▶ _Exercise instructions_
Filter this material down to the lines that hold "icon", copying each one.

▶ _Records supplied_

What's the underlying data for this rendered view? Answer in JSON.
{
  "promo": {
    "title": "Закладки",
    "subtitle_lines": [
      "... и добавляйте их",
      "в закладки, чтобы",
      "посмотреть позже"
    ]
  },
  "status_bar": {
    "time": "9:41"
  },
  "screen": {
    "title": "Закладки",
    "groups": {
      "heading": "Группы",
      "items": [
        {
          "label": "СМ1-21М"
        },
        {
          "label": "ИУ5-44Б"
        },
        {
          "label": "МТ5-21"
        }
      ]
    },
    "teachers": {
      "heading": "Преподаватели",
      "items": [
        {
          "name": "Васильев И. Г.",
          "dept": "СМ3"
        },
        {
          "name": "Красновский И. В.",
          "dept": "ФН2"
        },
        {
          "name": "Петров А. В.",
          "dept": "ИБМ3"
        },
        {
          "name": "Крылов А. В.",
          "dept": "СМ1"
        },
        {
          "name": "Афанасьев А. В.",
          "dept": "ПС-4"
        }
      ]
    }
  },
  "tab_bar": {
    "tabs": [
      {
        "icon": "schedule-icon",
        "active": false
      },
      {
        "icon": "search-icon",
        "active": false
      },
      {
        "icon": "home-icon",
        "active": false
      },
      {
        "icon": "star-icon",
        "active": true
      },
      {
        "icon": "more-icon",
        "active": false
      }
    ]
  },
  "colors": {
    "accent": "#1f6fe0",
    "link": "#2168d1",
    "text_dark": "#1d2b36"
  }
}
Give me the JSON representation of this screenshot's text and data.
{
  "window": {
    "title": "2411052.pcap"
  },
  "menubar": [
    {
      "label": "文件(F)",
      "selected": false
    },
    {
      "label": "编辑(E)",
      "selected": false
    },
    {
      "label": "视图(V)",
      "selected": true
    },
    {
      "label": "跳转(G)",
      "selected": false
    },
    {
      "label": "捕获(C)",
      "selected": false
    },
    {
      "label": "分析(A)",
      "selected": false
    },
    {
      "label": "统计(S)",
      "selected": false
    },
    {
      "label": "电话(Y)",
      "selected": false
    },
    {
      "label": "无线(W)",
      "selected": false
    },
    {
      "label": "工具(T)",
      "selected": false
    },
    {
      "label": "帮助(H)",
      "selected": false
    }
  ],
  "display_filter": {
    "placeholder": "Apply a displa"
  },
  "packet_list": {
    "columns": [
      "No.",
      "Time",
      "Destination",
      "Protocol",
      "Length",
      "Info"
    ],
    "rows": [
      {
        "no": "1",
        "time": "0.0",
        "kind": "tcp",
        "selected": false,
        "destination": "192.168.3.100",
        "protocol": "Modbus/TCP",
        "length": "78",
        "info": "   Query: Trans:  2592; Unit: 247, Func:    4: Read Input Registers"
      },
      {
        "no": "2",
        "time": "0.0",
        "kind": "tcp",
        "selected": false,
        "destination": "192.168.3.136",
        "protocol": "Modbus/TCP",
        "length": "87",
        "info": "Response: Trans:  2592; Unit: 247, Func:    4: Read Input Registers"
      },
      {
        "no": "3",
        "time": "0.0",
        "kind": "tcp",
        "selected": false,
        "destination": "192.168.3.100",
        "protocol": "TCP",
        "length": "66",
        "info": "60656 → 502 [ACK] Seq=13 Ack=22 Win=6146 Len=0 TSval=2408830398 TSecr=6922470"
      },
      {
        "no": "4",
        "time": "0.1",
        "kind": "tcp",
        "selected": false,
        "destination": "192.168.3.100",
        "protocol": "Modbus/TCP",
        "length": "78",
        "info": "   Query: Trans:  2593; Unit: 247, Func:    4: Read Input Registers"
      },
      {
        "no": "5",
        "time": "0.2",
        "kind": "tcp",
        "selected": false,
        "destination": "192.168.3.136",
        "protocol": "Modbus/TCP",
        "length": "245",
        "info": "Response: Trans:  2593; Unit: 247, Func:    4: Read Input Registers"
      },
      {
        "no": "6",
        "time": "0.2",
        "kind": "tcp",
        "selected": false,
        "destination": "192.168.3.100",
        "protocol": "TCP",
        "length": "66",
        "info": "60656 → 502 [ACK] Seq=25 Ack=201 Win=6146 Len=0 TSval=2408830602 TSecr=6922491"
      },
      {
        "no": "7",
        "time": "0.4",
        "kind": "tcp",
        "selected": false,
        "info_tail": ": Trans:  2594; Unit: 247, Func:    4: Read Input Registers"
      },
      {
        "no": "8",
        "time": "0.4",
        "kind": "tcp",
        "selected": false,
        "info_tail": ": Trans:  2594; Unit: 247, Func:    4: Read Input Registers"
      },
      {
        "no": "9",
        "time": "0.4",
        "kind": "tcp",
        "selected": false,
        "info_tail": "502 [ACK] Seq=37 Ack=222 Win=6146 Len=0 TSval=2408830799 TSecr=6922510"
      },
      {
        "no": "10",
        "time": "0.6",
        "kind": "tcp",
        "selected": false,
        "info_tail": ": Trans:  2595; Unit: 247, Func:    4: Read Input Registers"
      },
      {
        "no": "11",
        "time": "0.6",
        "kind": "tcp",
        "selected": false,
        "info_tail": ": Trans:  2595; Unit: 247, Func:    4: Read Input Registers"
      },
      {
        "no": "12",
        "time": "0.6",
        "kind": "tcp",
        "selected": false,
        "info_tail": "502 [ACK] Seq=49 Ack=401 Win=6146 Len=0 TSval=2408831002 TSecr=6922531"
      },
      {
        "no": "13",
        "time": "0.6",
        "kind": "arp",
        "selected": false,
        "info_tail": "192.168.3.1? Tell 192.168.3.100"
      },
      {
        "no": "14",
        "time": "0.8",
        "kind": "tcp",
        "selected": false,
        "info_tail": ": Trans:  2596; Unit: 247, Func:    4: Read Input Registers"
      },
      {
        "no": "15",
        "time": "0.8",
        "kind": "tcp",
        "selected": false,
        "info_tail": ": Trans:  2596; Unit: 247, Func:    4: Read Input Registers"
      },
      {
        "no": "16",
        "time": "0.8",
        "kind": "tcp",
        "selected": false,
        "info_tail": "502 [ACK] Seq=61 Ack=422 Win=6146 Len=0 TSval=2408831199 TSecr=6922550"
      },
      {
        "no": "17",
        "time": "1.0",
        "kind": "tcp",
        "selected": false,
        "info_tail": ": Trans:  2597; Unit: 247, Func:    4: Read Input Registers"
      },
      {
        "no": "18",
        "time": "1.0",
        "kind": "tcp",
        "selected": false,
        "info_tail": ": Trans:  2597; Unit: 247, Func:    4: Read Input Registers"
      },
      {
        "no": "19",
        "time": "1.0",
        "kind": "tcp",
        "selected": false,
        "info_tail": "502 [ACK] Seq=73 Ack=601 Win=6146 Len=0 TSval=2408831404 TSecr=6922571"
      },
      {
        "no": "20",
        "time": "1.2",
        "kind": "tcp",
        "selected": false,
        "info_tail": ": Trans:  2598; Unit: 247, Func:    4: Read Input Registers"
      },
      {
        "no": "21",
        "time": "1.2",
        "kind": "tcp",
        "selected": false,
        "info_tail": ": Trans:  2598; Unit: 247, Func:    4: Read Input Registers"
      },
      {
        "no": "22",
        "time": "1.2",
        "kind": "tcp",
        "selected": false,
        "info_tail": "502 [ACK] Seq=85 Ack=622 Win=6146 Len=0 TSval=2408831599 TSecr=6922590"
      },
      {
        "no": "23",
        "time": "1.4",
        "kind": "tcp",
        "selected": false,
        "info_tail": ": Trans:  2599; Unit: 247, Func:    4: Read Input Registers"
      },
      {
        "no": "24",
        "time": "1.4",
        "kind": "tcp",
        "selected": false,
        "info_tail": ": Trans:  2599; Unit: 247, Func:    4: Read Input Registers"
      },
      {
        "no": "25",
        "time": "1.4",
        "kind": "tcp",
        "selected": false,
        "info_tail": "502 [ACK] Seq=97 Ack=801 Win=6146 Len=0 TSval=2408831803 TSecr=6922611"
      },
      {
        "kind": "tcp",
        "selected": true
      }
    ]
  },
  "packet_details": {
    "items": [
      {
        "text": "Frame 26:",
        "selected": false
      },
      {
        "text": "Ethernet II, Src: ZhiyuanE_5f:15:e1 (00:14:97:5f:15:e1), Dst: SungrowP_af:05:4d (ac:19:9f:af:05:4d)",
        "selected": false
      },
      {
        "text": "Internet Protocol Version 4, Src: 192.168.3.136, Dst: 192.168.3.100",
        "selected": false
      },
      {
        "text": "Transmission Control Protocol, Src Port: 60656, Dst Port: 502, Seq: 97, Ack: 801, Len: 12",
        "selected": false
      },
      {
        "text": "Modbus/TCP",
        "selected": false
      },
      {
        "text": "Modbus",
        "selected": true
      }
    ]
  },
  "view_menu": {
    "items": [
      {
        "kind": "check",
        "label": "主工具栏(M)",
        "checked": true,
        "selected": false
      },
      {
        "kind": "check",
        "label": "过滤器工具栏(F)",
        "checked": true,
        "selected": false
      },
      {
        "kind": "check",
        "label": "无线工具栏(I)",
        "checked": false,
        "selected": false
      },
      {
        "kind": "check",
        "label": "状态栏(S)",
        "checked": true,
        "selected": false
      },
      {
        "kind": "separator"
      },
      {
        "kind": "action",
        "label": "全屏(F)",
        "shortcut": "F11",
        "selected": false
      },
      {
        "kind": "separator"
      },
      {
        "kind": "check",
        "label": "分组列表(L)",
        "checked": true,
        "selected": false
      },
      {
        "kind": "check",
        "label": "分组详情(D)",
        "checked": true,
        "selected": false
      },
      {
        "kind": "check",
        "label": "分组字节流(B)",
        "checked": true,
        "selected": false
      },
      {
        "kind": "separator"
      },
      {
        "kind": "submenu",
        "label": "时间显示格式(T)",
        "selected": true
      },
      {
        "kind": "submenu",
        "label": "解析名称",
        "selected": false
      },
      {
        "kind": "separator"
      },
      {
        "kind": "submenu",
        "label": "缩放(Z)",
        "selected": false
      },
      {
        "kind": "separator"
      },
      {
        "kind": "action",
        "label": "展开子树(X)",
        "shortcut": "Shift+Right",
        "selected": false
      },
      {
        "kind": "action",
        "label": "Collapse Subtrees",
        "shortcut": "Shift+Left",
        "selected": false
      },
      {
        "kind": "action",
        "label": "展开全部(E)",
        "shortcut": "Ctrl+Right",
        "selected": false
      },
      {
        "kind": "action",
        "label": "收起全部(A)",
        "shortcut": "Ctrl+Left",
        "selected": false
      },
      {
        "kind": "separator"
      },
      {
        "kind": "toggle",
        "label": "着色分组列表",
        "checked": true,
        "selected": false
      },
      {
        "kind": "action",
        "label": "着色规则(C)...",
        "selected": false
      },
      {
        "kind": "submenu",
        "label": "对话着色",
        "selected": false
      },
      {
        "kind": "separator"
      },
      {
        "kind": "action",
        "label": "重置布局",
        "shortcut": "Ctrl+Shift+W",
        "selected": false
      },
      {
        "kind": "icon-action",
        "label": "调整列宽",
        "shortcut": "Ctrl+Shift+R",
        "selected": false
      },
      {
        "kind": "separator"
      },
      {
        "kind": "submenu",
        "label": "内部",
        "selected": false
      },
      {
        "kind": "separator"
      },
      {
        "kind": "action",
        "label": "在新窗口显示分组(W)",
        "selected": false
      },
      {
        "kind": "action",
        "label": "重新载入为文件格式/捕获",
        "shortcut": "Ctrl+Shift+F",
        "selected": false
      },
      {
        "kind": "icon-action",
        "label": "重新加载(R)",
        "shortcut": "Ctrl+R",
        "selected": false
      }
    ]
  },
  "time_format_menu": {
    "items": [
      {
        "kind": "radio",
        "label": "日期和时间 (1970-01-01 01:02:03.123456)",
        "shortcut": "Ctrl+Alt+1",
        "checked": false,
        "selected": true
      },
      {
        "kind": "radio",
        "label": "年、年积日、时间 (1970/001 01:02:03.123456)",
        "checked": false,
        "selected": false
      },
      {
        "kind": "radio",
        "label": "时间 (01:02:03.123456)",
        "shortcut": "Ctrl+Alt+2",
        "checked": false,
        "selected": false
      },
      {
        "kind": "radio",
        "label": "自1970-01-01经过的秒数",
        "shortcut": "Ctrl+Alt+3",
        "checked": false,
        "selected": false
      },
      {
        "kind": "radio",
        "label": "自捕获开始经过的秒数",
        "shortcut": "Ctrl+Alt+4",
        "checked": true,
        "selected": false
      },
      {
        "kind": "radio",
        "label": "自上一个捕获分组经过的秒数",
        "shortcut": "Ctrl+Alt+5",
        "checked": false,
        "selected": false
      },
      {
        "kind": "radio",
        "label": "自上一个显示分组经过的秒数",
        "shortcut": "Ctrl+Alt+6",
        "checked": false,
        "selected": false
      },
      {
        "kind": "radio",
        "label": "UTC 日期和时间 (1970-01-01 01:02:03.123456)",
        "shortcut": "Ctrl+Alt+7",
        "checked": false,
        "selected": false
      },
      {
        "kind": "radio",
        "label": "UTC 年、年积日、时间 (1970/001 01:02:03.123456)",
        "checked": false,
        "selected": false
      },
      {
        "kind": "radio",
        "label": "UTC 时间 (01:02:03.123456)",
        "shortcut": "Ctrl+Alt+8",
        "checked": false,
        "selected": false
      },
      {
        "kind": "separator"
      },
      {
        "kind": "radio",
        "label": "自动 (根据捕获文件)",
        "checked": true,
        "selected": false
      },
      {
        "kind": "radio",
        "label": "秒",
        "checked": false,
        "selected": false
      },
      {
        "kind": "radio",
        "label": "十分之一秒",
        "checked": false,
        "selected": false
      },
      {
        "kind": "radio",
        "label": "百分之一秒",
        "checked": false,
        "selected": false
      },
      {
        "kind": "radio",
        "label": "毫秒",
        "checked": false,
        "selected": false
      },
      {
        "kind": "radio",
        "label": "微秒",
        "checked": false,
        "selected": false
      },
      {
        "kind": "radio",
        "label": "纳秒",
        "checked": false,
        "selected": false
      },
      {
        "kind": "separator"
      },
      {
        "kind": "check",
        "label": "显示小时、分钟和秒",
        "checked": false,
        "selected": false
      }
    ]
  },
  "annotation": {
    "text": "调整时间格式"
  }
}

▶ _Response area_
        "icon": "schedule-icon",
        "icon": "search-icon",
        "icon": "home-icon",
        "icon": "star-icon",
        "icon": "more-icon",
        "kind": "icon-action",
        "kind": "icon-action",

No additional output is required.